4. Connecticut Huskies: Judging by our inbox, Connecticut fans seem convinced that not only does their team belong in the top 25, it belongs in the top 15. Let's not get greedy. We're willing to acknowledge how shot through with promise UConn's roster is, how Sterling Gibbs and Jalen Adams offer a different backcourt dynamic, how Daniel Hamilton may be in line for a breakout sophomore year, even how Rodney Purvis -- who took 27 percent of his team's available shots but finished with an ugly 94.9 offensive rating in 2014-15 -- played much better later in the year. But let's also acknowledge that a 20-15 team that lost brilliant Ryan Boatright has to prove itself first.
5. Louisville Cardinals: The 2015-16 Cardinals' roster remains among the least established of Rick Pitino's tenure, but there are interesting players here, from incoming freshmen (Deng Adel, Donovan Mitchell, Raymond Spalding, Ryan McMahon) to transfers (former Drexel star Damion Lee) to returners (Quentin Snider, Mangok Mathiang). It may not be vintage, but Pitino's a master craftsman of misfit toys, and we assume he'll figure something out eventually. (Pitino is also, we're happy to report, still a "Bompy good" blogger.)
6. San Diego State Aztecs: If Malik Pope -- a 6-foot-10 freshman beset by injuries a season ago -- translates his insane skill and length into a lead-scoring role in, say, 30-minutes per game, this top-25-ish range will look far too bearish come January.
7. Michigan Wolverines: The return of Caris LeVert to a deep and very John Beilein-fluent backcourt has some folks granting the Wolverines early top-25 status.
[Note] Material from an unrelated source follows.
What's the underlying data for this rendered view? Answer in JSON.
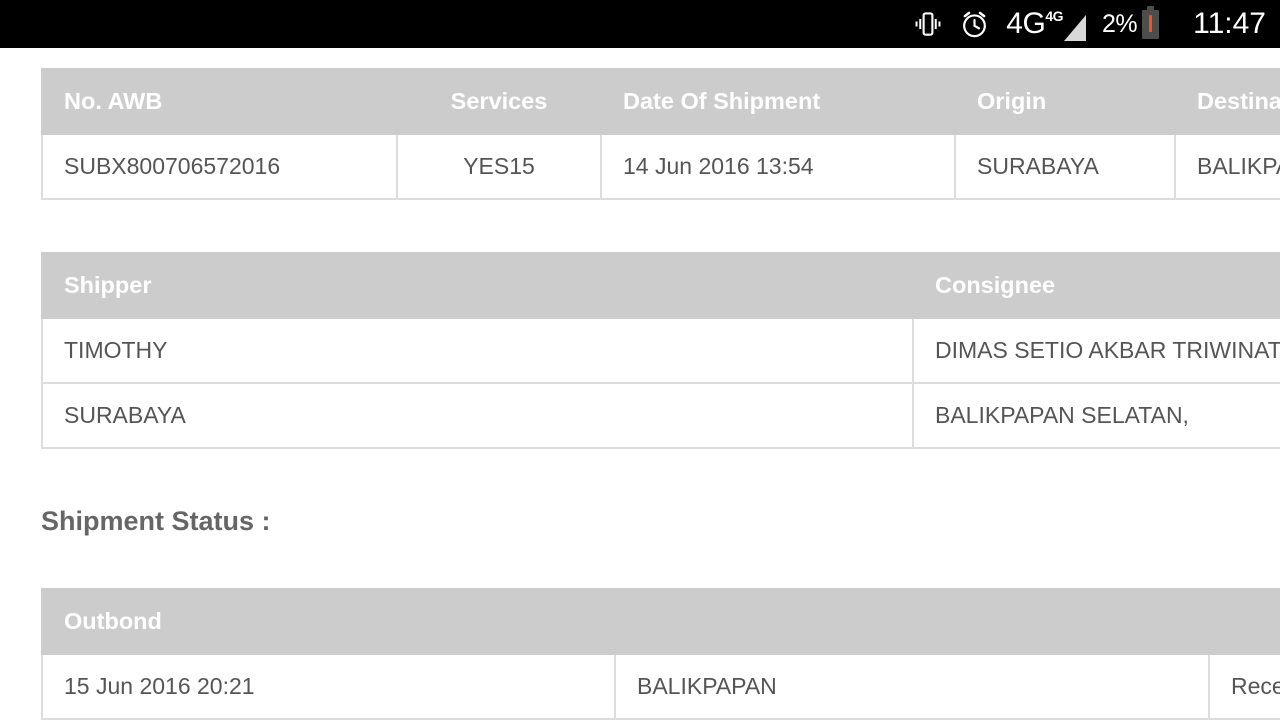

Much like UConn, we'd prefer to see tangible improvement when dealing with a 16-16 group -- one that wasn't very good before LeVert's injury in the first place.
8. Florida State Seminoles: Dwayne Bacon, the No. 2-shooting guard in the 2015 class, arrived in Tallahassee this summer at the head of perhaps the school's best recruiting class ever, one that also includes ESPN 100 guards Malik Beasley and Terance Mann. If Leonard Hamilton can fit all three in the lineup next to Xavier Rathan-Mayes, he might have one of the most interesting teams in the sport on his hands.
9. NC State Wolfpack: Losing Trevor Lacey diminished the top-20 glow the Wolfpack enjoyed after their Round of 32 upset of Villanova in March. But the appropriately monikered Cat Barber is still a difficult proposition for defenders, while a front line of Abdul-Malik Abu, BeeJay Anya
and Kyle Washington has enough size to hang with the best in the ACC.
10. Dayton Flyers: Archie Miller's team was undersized and undermanned for most of 2014-15, and it still managed 27 wins and a First Four push into the NCAA tournament bracket proper, where it nobly held the line before falling to Oklahoma. Jordan Sibert is the only notable departure.
Honorable mention: Southern Texas Seminary College. They'll show us.